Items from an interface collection

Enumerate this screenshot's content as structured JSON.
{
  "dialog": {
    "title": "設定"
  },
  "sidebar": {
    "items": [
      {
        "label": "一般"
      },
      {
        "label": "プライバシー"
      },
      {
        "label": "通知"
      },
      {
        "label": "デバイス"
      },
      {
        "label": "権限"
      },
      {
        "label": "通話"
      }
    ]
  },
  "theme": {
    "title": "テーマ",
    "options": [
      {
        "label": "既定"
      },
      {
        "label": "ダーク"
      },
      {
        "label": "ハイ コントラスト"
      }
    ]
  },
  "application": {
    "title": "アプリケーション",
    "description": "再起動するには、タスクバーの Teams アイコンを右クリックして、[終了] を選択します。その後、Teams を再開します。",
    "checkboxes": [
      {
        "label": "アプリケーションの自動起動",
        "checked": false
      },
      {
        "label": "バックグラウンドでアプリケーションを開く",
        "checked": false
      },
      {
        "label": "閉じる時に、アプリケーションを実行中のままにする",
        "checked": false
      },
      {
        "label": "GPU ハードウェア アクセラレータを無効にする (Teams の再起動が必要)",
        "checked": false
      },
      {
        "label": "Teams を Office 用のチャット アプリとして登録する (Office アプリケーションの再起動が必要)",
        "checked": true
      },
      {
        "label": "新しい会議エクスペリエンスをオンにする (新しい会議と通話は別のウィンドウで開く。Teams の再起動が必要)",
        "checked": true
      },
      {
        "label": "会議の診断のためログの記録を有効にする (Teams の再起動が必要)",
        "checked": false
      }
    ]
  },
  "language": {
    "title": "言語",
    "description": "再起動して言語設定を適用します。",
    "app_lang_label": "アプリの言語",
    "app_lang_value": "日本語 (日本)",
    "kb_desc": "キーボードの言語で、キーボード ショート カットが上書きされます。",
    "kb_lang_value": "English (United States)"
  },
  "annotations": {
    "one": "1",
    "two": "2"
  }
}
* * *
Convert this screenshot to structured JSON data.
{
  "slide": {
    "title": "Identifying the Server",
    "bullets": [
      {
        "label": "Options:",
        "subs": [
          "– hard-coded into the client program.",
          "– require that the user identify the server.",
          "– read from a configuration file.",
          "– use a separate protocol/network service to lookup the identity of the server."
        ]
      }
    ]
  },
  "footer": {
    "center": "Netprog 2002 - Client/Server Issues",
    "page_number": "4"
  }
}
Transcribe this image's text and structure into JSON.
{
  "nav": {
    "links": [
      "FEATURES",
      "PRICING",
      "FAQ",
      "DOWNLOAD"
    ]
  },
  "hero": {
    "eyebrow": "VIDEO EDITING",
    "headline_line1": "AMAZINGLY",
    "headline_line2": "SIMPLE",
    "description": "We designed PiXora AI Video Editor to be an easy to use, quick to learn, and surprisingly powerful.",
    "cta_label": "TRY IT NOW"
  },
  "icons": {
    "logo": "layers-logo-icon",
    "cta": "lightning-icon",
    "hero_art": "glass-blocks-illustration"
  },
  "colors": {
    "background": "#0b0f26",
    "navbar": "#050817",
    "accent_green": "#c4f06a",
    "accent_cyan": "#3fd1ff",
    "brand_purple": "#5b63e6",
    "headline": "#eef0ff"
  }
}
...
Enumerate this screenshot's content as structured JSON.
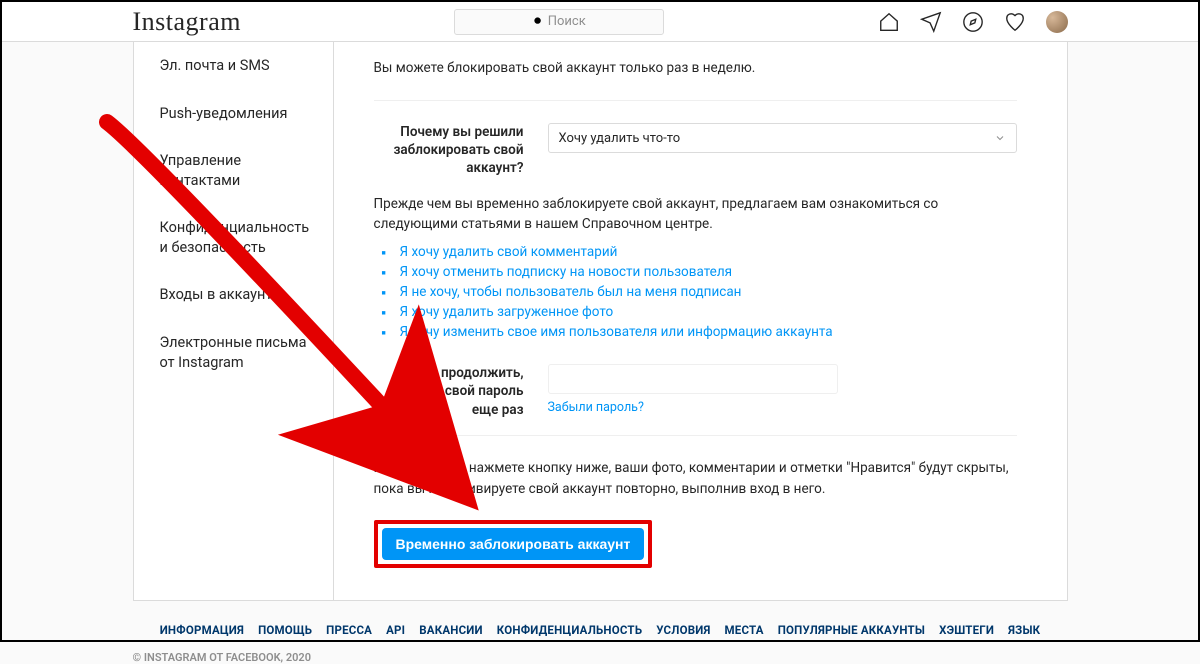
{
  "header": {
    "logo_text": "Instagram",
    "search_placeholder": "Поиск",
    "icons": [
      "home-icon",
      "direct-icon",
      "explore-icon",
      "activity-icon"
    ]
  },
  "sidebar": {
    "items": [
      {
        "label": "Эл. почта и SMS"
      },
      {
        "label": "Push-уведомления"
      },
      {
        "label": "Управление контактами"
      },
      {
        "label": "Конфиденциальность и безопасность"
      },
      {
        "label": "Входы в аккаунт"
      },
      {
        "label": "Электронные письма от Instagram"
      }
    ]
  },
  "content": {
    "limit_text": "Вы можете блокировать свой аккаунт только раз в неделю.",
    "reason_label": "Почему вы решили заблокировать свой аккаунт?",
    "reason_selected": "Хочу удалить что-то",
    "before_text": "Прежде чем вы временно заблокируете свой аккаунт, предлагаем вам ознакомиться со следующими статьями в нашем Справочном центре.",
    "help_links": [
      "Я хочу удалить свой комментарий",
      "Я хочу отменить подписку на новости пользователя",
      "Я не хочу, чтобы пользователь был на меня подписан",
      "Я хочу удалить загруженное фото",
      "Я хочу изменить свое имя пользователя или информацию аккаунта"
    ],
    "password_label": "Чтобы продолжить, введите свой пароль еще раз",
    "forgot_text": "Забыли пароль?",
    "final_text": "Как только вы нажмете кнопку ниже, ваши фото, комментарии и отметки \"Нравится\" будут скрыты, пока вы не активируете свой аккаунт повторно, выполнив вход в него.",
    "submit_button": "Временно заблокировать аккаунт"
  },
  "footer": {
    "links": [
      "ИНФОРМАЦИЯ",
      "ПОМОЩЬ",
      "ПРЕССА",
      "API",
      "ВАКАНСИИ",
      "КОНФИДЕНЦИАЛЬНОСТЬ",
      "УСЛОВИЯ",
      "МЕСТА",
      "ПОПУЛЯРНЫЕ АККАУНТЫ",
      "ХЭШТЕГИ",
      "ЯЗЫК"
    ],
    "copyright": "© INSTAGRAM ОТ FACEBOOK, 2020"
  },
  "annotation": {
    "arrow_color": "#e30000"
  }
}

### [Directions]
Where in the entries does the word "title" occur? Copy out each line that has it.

### [Problem solution]
    "title": "設定"
    "title": "テーマ",
    "title": "アプリケーション",
    "title": "言語",
    "title": "Identifying the Server",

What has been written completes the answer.